game based learning
Our second publication at this year ED-Media Confernece in Denver, USA is now online available. It ist about the learning game we did to enhance the fun factor during learning. The slides of the talk are already published here. If you like to know more about the game follow this link.
Mobile games are booming. On average, every child in Central Europe aged 15 years has a mobile phone on his/her own today. If a closer look is taken, it can be pointed out that children mainly own a smart phone running on iOS or Android operating systems. With other words, the youth carry very strong and powerful devices in their pockets, which can and should be used for educational purposes too. In this publication we like to introduce a new mobile game basing on the old traditional concept of learning cards but in a new innovative and more collaborating variant. The first prototype is presented that has been tested by a number of students and educators. It can be shown that the game is motivating and engaging. Furthermore an occurring incidental learning effect can be carried out, which leads to the assumption that mobile games can play an important role for the future of education and it makes simply fun.
Reference: Hannak, C., Pilz, M. & Ebner, M. (2012). Fun – A Prerequisite for Learning Games. In Proceedings of World Conference on Educational Multimedia, Hypermedia and Telecommunications 2012 (pp. 1292-1299). Chesapeake, VA: AACE.
Eine weiter iPhone-App entwickelt von einem Studierenden an der TU Graz hat den Weg in den App Store geschafft: MatheMemory. Ein Spiel mit dem wir versuchen wollen Lernen (einfaches Addieren) und Freude (Memory) zu verbinden. Es gibt auch mehrere Schwierigkeitsstufen sowohl bei der Addition als auch bei der Anzahl der Karten. Wie immer freuen wir uns sehr über Feedback .
The MatheMemory App allows children to start learning mathematic playfully. Behind the memory cards with funny motifs hide tricky plus and minus calculations and results. The Goal is to find the right results to the according calculations. Different stages provide different levels of difficulty and balloons signal the number of cards. Both can be easily selected. Wether in the jungle or in the circus, nothing is blocking the funny calculating!
Depending on the level, the numbers are between 0 and 50. Addition and subtraction are used. Finding the right calculation and result pairs is rewarded with funny motifs and sounds and thus positive associated.
Auf der 6. e-Learning Fachdidaktik Tagung in Wien präsentiert Martin Böckle unsere Ergebnisse zu Game Based Learning. Es wurde für Schulkinder eine Geospiel entwickelt, in dem sie einfach geographische Punkte in Österreich erlernen können.

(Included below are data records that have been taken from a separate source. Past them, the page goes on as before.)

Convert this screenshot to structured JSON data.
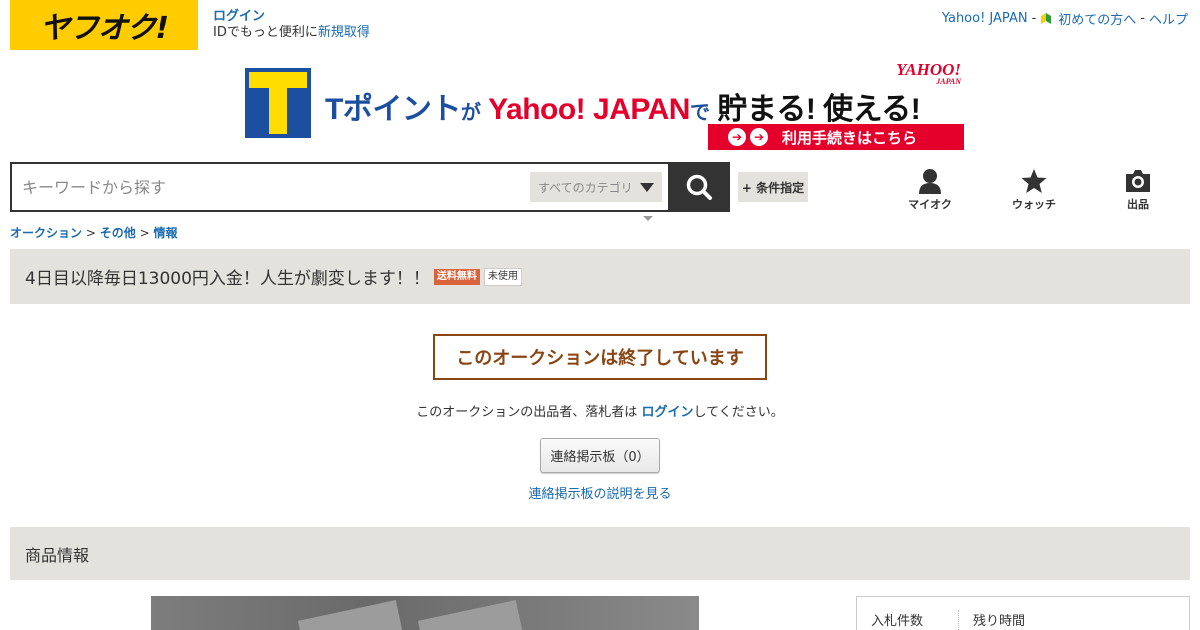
{
  "header": {
    "logo_text": "ヤフオク!",
    "login_label": "ログイン",
    "login_sub_prefix": "IDでもっと便利に",
    "register_label": "新規取得",
    "top_links": [
      "Yahoo! JAPAN",
      "初めての方へ",
      "ヘルプ"
    ],
    "separator": "-"
  },
  "banner": {
    "tpoint": "Tポイント",
    "ga": "が",
    "yahoo_japan": "Yahoo! JAPAN",
    "de": "で",
    "slogan": "貯まる! 使える!",
    "mini_logo": "YAHOO!",
    "mini_logo_sub": "JAPAN",
    "cta_label": "利用手続きはこちら"
  },
  "search": {
    "placeholder": "キーワードから探す",
    "category_label": "すべてのカテゴリ",
    "condition_button": "+ 条件指定"
  },
  "nav": {
    "my_auction": "マイオク",
    "watch": "ウォッチ",
    "sell": "出品"
  },
  "breadcrumb": {
    "items": [
      "オークション",
      "その他",
      "情報"
    ],
    "separator": ">"
  },
  "item": {
    "title": "4日目以降毎日13000円入金！人生が劇変します！！",
    "badge_shipping": "送料無料",
    "badge_condition": "未使用",
    "ended_message": "このオークションは終了しています",
    "notice_prefix": "このオークションの出品者、落札者は",
    "notice_login": "ログイン",
    "notice_suffix": "してください。",
    "board_button": "連絡掲示板（0）",
    "board_help": "連絡掲示板の説明を見る"
  },
  "product_info": {
    "section_title": "商品情報",
    "bid_count_label": "入札件数",
    "time_left_label": "残り時間"
  },
  "colors": {
    "brand_yellow": "#ffcc00",
    "link_blue": "#1a6bb0",
    "ended_brown": "#8a4513",
    "bar_gray": "#e3e2dc",
    "badge_orange": "#d9633b",
    "yahoo_red": "#e4002b"
  }
}
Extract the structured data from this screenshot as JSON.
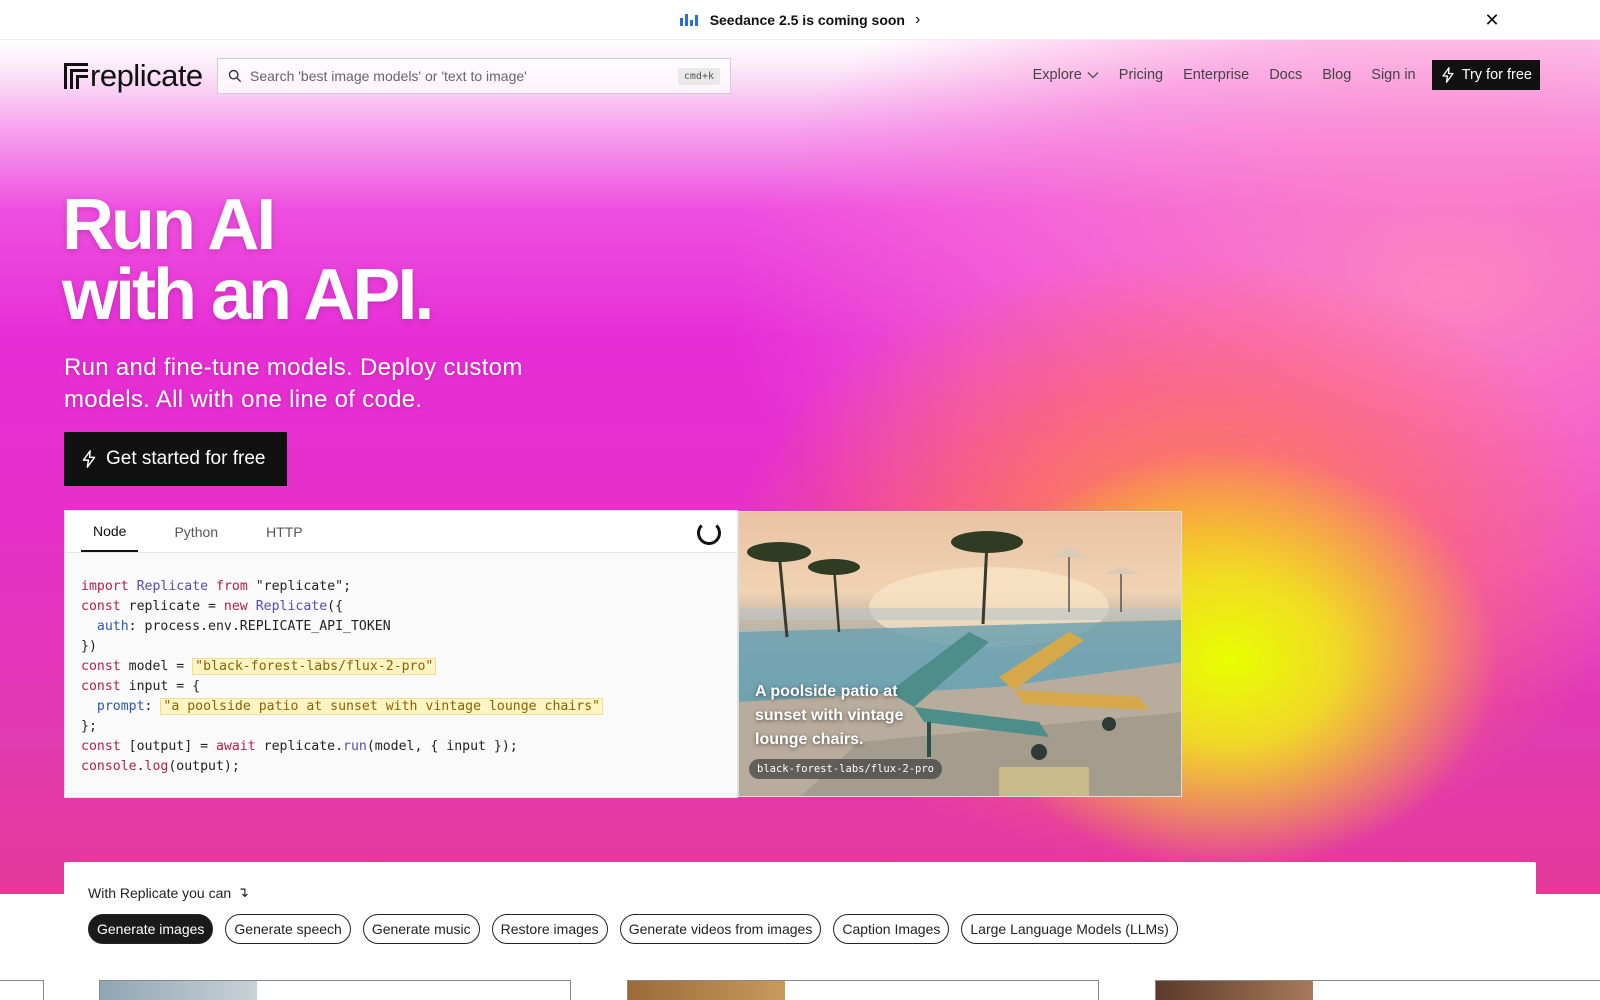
{
  "announcement": {
    "text": "Seedance 2.5 is coming soon",
    "icon": "bar-chart-icon",
    "chevron": "›",
    "close": "✕"
  },
  "nav": {
    "logo_text": "replicate",
    "search_placeholder": "Search 'best image models' or 'text to image'",
    "search_shortcut": "cmd+k",
    "links": {
      "explore": "Explore",
      "pricing": "Pricing",
      "enterprise": "Enterprise",
      "docs": "Docs",
      "blog": "Blog",
      "sign_in": "Sign in"
    },
    "try_button": "Try for free"
  },
  "hero": {
    "headline_line1": "Run AI",
    "headline_line2": "with an API.",
    "subhead": "Run and fine-tune models. Deploy custom models. All with one line of code.",
    "cta": "Get started for free"
  },
  "code_panel": {
    "tabs": [
      "Node",
      "Python",
      "HTTP"
    ],
    "active_tab": "Node",
    "model": "black-forest-labs/flux-2-pro",
    "prompt": "a poolside patio at sunset with vintage lounge chairs",
    "lines": {
      "l1_kw": "import",
      "l1_cls": "Replicate",
      "l1_from": "from",
      "l1_str": "\"replicate\"",
      "l1_end": ";",
      "l2_kw": "const",
      "l2_mid": " replicate = ",
      "l2_new": "new",
      "l2_cls": "Replicate",
      "l2_end": "({",
      "l3_prop": "auth",
      "l3_rest": ": process.env.REPLICATE_API_TOKEN",
      "l4": "})",
      "l5_kw": "const",
      "l5_mid": " model = ",
      "l5_str": "\"black-forest-labs/flux-2-pro\"",
      "l6_kw": "const",
      "l6_rest": " input = {",
      "l7_prop": "prompt",
      "l7_str": "\"a poolside patio at sunset with vintage lounge chairs\"",
      "l8": "};",
      "l9_kw": "const",
      "l9_mid": " [output] = ",
      "l9_await": "await",
      "l9_obj": " replicate.",
      "l9_fn": "run",
      "l9_end": "(model, { input });",
      "l10_obj": "console",
      "l10_dot": ".",
      "l10_fn": "log",
      "l10_end": "(output);"
    }
  },
  "preview": {
    "caption": "A poolside patio at sunset with vintage lounge chairs.",
    "model_tag": "black-forest-labs/flux-2-pro"
  },
  "capabilities": {
    "title": "With Replicate you can",
    "arrow": "↴",
    "pills": [
      "Generate images",
      "Generate speech",
      "Generate music",
      "Restore images",
      "Generate videos from images",
      "Caption Images",
      "Large Language Models (LLMs)"
    ],
    "active_pill": "Generate images"
  },
  "colors": {
    "accent_dark": "#111111",
    "hero_pink": "#e62ed6",
    "hero_yellow": "#e8ff00",
    "announce_icon_blue": "#2b6fd6"
  }
}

The goal of our research work was to find out whether in-depth learning of complex theoretical engineering knowledge at higher education level could be improved by the use of online games. In this context we addressed the research question to what extent online games contribute to the students learnin goutcome. The corresponding online game was used for the first time during a lecture on Structural Analysis at bachelor’s level with 159 students of the third semester. We used a pre-/post-testdesign with questionnaires and an independent online tracking. As a result we can point out that playing the game did not increase the learning outcome per se and the didactical scenario should be reconsidered. Nevertheless, the usage of the game for learning purposes was underlined by the oral feedback given which says that students enjoyed playing the game more than learning in a traditional way.
Reference: Zechner, J.; Ebner, M. (2011), Playing a Game in Civil Engineering. – in: 14th International Conference on Interactive Collaborative Learning (ICL2011) ̶ 11th International Conference Virtual University (vu’11). (2011), S. 417 – 422
Our publication on “Game Based Learning in Secondary Education: Geographical Knowledge of Austria” at this year ED-Media Conference in Lisbon is now online available. The slides have been already published here.
An educational, interactive flash game, iGeo, was developed at Graz University of Technology (TU Graz) with the intent to assist secondary school students with studying Geography. Objective: Our main research question was to find out whether challenging online games can motivate students to learn and achieve reach better results as a non-assisted group. Experimental Setting: The application was tested for the first time in a class with seventeen pupils at lower secondary school level. Methods: Pretest/posttest experimental control group design with questionnaires. Results: The group learning with iGeo reached significantly better results than the control group in the final examination. Additionally, it can be mentioned that learning by playing a game is more “enjoyable” for the participants. Conclusion: According to the results and the general impression of the students, Game Based Learning (GBL) has definitely a positive impact on the field of secondary education, in this case Geography.
Reference: Ebner, M., Böckle, M., Schön, M. (2011). Game Based Learning in Secondary Education: Geographical Knowledge of Austria. In Proceedings of World Conference on Educational Multimedia, Hypermedia and Telecommunications 2011 (pp. 1510-1515). Chesapeake, VA: AACE.
Our poster about “Game Based Learning in Secondary Education: Geographical Knowledge of Austria” for this year Einsteins in the City 2011 Conference is now online available – enjoy it .
Reference: Böckle, M., Ebner, M. (2011) Game Based Learning in Secondary Education: Geographical Knowledge of Austria, Poster at Einsteins in the City Conference, New York